Hydrangeas are popular and much loved shrubs that we are all familiar with but, unlike the rounded, flower heads of mophead hydrangeas, Hydrangea paniculata has stunningly unusual, ice cream cones of buttercream flowers that quite set it apart from the others.
Look closely and you will see that each flower head is actually made up of a mixture of tiny, almost inconspicuous, flowers and large, showy bracts and it is a brilliant late summer performer, flowering from august until well into the autumn. Leave these conical flower heads on the plant rather than cutting them as soon as they have faded and once their golden, autumn leaves have fallen, they will look wonderfully atmospheric in the winter garden too. They are also charming cut and brought into the house for display through the winter.

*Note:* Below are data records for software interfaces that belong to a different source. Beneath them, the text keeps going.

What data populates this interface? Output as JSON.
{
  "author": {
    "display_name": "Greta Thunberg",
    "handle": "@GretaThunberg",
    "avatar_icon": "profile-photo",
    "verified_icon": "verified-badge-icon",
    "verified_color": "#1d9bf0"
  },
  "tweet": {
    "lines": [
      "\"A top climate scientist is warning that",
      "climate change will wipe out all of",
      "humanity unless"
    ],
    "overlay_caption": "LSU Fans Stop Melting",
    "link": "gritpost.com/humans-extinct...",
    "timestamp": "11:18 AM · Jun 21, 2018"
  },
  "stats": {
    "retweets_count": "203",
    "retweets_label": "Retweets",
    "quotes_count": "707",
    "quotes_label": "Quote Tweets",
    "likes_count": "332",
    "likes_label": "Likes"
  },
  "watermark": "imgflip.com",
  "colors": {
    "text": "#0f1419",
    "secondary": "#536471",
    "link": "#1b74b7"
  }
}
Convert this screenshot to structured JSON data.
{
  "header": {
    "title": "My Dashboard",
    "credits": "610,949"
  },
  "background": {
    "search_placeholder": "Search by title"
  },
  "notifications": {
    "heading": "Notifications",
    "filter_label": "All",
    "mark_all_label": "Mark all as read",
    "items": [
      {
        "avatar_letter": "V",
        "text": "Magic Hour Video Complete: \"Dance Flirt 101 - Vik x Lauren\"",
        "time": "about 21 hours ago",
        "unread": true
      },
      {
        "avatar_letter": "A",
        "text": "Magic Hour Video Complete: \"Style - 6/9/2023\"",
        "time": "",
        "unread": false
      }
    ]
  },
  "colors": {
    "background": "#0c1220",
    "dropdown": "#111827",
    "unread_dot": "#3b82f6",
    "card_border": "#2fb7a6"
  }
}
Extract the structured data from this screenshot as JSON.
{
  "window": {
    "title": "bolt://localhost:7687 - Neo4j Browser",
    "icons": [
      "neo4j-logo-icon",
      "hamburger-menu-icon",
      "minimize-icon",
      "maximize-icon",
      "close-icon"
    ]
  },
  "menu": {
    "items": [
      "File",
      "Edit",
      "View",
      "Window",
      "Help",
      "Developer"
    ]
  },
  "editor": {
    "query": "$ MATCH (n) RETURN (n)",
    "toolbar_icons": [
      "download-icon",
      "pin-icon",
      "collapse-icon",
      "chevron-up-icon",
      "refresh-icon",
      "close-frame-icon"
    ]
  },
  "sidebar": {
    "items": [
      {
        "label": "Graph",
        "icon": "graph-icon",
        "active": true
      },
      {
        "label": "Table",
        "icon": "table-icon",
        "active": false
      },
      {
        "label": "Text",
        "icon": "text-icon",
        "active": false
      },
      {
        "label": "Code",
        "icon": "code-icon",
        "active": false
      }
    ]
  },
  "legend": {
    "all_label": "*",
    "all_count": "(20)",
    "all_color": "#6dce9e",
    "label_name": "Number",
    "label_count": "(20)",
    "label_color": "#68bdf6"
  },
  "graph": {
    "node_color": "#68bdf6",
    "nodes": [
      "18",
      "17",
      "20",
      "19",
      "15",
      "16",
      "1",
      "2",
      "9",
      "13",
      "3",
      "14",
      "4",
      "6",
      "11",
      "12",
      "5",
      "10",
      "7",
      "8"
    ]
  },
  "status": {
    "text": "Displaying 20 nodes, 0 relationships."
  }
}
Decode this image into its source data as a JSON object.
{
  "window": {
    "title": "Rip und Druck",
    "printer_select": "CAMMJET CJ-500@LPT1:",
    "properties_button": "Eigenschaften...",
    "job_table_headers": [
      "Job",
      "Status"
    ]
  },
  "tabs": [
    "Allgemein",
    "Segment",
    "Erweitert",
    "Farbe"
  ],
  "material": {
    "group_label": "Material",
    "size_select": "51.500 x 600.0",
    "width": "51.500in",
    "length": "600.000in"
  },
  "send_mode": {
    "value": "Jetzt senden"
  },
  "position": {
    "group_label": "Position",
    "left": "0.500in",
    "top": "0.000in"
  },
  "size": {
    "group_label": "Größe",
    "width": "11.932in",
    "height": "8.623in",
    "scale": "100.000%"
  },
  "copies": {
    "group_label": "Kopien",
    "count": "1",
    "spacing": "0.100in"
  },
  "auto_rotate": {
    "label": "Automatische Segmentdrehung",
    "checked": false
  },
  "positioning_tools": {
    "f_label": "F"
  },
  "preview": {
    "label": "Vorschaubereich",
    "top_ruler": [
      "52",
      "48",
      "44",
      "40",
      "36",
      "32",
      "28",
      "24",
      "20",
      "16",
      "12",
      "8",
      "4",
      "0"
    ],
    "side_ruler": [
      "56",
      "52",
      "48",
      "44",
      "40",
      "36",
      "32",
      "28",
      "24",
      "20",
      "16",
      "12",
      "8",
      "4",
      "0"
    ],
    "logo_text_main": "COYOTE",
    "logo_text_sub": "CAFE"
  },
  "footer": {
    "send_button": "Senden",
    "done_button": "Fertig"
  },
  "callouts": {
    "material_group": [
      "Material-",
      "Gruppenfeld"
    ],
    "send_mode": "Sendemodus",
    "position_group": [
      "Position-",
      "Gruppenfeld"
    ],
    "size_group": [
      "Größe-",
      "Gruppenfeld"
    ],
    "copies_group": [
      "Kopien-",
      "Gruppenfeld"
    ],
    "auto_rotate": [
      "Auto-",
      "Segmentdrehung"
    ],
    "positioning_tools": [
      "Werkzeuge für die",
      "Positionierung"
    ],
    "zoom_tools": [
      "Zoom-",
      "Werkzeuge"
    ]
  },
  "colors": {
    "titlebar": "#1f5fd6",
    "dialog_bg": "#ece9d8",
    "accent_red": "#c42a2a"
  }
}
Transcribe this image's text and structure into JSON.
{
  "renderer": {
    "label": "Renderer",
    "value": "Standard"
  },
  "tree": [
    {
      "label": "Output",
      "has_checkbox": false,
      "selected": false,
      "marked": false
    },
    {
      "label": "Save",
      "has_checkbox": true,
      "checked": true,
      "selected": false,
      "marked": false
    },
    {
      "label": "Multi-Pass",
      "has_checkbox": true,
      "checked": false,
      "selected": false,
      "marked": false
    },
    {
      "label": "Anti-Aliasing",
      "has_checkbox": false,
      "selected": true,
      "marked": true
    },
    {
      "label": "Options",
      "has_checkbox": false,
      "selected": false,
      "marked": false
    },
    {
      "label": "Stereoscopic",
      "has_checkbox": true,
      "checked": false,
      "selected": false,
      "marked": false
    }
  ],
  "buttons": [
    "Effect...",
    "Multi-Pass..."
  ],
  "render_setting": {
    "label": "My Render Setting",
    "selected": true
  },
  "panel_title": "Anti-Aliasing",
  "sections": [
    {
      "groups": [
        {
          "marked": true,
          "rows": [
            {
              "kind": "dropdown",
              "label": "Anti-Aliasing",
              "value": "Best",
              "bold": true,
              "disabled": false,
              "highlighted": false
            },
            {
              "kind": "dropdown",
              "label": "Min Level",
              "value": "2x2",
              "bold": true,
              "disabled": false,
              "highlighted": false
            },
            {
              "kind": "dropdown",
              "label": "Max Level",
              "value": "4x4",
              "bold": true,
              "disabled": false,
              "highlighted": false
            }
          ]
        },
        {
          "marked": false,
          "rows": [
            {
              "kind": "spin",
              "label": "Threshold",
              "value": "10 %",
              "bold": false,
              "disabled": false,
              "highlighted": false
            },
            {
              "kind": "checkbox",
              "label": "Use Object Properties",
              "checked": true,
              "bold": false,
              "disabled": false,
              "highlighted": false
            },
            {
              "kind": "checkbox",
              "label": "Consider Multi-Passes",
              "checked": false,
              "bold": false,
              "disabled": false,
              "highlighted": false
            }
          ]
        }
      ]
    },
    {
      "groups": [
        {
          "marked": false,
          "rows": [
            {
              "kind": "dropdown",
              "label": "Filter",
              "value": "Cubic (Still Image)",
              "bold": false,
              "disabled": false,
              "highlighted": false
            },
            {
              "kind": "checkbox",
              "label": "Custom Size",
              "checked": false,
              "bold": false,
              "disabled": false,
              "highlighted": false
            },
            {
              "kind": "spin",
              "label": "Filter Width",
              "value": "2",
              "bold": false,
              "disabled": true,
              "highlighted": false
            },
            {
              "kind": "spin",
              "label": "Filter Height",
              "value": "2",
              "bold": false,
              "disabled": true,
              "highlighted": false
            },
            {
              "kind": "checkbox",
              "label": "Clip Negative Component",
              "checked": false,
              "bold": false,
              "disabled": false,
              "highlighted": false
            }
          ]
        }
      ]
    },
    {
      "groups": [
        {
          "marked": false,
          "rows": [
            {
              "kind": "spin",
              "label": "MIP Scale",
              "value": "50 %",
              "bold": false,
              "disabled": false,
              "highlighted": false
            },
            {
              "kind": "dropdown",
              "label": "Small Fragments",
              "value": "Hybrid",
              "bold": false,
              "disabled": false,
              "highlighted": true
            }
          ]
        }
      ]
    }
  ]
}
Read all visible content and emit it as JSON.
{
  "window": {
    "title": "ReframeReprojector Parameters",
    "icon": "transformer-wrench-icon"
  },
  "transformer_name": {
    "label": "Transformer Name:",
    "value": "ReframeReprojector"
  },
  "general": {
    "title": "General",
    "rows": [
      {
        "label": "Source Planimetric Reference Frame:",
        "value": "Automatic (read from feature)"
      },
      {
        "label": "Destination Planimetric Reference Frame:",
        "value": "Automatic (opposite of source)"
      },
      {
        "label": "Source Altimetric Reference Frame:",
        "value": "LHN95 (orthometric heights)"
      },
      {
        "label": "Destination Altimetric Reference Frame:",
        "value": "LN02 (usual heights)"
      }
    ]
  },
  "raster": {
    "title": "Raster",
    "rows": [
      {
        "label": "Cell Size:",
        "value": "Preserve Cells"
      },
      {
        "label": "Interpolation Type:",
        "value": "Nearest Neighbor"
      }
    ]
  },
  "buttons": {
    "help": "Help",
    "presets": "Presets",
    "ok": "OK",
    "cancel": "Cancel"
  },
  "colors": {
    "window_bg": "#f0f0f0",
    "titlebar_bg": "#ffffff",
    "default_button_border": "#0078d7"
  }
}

A deciduous shrub with attractive, deeply-veined, oval leaves, H. paniculata is not as fussy about soil pH as other hydrangeas, although it still needs rich, moist soil, so add plenty of organic matter such as garden compost at planting and mulch in the spring to keep moisture in the soil and help it through the drier, summer months. Avoid planting in full sun, which will cause plants to dry out, as will drying winds and give it a sheltered spot in partial shade. Keep plants in shape and flowering well by cutting them back hard in early spring, taking the last seasons growth back to just a couple of buds above the permanent woody framework. H. paniculata is a large shrub, so allow it plenty of space - a spot at the back of a border is ideal and although it can stand brilliantly as a specimen shrub on its own and makes a handsome hedge enmasse, it also looks lovely planted with taller, late flowering perennials such as anemones, eupatorium or heleniums.